What you produce should be every line from the data that includes "photo".
Dataset content section start
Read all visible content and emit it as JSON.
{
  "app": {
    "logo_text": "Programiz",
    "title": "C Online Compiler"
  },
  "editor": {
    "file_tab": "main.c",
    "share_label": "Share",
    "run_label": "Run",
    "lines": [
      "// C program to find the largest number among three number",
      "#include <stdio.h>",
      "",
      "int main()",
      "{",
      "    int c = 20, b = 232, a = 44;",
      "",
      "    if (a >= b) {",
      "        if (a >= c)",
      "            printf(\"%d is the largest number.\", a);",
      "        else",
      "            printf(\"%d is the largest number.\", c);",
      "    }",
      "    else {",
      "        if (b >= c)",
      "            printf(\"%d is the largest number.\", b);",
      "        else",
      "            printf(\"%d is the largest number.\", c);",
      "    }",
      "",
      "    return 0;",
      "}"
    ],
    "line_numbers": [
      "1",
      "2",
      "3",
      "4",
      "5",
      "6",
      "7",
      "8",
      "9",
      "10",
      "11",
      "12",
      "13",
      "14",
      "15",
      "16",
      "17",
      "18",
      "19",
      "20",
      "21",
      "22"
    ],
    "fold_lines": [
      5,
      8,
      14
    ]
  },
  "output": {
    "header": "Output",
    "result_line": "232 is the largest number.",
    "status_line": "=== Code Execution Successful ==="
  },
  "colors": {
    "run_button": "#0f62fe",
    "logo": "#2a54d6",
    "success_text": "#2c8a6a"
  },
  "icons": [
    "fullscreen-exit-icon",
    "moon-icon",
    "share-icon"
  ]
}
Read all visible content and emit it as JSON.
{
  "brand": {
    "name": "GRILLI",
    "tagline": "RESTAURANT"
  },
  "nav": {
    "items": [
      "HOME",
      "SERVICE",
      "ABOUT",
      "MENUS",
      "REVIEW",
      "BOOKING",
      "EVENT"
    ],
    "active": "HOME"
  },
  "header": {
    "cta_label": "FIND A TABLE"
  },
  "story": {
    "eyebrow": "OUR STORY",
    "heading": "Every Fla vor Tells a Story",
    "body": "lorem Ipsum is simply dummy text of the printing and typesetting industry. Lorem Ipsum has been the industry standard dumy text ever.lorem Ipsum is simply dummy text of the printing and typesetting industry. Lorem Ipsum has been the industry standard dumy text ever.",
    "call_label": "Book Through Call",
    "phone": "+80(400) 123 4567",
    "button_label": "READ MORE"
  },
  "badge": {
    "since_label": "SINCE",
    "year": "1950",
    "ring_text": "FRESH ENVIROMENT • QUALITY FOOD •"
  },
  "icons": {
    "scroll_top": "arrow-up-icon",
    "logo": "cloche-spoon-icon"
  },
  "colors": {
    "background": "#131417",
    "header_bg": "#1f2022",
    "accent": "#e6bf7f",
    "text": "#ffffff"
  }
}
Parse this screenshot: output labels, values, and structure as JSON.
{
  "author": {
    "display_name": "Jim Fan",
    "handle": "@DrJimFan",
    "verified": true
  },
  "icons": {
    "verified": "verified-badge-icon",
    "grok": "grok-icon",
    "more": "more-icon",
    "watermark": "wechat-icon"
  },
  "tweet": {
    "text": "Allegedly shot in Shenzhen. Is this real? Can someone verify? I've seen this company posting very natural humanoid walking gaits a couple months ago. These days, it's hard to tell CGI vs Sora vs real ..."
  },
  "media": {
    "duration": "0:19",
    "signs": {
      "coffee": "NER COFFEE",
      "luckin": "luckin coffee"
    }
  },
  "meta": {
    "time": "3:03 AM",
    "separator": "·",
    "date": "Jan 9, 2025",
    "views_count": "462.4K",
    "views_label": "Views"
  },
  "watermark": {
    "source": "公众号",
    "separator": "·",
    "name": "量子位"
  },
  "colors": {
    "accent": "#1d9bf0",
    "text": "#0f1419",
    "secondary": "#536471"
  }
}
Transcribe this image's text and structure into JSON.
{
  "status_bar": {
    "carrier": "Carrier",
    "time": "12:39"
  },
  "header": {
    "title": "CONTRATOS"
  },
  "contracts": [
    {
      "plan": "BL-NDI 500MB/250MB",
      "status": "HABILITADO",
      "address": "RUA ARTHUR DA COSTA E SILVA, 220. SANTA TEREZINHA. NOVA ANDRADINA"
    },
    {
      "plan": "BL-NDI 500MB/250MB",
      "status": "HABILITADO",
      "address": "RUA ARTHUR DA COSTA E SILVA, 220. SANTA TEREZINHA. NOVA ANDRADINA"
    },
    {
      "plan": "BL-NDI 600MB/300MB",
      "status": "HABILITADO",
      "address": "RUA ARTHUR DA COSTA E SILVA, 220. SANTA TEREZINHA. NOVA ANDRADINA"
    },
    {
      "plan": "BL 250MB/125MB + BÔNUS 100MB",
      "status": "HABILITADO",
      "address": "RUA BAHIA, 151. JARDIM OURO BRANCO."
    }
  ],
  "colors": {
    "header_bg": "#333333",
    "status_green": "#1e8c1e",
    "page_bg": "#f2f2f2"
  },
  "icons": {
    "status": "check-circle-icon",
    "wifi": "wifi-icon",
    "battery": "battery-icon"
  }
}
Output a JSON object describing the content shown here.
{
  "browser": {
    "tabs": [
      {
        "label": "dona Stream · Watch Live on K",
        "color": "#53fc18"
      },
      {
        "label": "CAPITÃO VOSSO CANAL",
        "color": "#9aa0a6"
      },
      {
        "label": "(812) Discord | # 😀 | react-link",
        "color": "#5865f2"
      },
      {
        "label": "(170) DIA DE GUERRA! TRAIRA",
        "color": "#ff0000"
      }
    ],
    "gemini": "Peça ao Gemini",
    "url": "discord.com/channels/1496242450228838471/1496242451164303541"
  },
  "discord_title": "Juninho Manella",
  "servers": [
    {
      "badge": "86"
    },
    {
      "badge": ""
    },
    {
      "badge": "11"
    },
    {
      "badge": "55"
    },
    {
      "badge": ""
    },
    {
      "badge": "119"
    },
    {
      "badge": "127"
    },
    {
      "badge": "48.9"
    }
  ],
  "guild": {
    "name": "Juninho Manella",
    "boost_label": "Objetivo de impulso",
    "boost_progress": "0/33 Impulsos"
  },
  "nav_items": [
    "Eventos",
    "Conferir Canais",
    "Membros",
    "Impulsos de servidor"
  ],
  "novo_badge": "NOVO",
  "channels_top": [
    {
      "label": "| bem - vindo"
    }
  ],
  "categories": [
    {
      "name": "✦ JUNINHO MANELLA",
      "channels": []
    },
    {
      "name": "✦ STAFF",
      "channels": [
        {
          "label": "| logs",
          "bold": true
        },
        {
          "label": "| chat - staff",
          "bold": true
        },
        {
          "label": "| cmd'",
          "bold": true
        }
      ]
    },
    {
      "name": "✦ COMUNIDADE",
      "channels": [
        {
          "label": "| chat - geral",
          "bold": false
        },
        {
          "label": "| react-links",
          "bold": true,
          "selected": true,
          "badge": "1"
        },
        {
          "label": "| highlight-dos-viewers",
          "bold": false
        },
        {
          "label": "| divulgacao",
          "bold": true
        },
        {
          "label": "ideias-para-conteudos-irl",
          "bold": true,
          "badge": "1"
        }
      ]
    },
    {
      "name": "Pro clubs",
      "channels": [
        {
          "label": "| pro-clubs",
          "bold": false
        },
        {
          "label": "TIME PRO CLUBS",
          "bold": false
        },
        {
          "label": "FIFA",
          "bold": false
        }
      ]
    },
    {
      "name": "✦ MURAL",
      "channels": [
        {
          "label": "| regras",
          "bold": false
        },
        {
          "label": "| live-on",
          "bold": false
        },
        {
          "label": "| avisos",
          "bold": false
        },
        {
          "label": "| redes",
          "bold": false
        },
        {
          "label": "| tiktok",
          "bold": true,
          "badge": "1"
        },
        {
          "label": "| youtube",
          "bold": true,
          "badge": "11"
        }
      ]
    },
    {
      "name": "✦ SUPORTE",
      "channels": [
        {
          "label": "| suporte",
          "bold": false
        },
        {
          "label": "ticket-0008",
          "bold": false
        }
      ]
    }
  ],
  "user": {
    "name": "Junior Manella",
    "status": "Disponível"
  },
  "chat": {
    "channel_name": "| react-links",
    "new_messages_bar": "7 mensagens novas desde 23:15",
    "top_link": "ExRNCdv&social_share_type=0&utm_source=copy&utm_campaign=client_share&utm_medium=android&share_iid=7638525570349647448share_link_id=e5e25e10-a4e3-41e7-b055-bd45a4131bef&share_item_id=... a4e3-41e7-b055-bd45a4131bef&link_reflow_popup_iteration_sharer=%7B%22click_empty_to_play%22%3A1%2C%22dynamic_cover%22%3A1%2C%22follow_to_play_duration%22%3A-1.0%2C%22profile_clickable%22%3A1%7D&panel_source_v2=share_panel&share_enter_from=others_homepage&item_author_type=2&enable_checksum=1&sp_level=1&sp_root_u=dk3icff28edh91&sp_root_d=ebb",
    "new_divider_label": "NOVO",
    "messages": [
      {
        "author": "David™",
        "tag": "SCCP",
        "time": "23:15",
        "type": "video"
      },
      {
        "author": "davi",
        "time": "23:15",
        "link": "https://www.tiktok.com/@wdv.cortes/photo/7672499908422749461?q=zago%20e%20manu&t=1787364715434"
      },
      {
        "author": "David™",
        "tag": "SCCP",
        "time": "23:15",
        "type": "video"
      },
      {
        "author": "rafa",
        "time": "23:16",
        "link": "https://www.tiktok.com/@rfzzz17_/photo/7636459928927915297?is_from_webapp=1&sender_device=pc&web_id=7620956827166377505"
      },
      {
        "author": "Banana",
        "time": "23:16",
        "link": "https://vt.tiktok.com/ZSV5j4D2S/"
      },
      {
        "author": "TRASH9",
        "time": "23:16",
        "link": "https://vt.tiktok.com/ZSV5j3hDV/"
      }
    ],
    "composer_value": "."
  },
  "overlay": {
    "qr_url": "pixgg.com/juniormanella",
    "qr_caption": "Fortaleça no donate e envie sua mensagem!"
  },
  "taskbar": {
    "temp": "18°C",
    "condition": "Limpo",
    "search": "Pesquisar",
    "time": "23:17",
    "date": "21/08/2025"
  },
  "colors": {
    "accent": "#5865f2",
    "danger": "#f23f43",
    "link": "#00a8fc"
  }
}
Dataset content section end
Answer —
        "link": "https://www.tiktok.com/@wdv.cortes/photo/7672499908422749461?q=zago%20e%20manu&t=1787364715434"
        "link": "https://www.tiktok.com/@rfzzz17_/photo/7636459928927915297?is_from_webapp=1&sender_device=pc&web_id=7620956827166377505"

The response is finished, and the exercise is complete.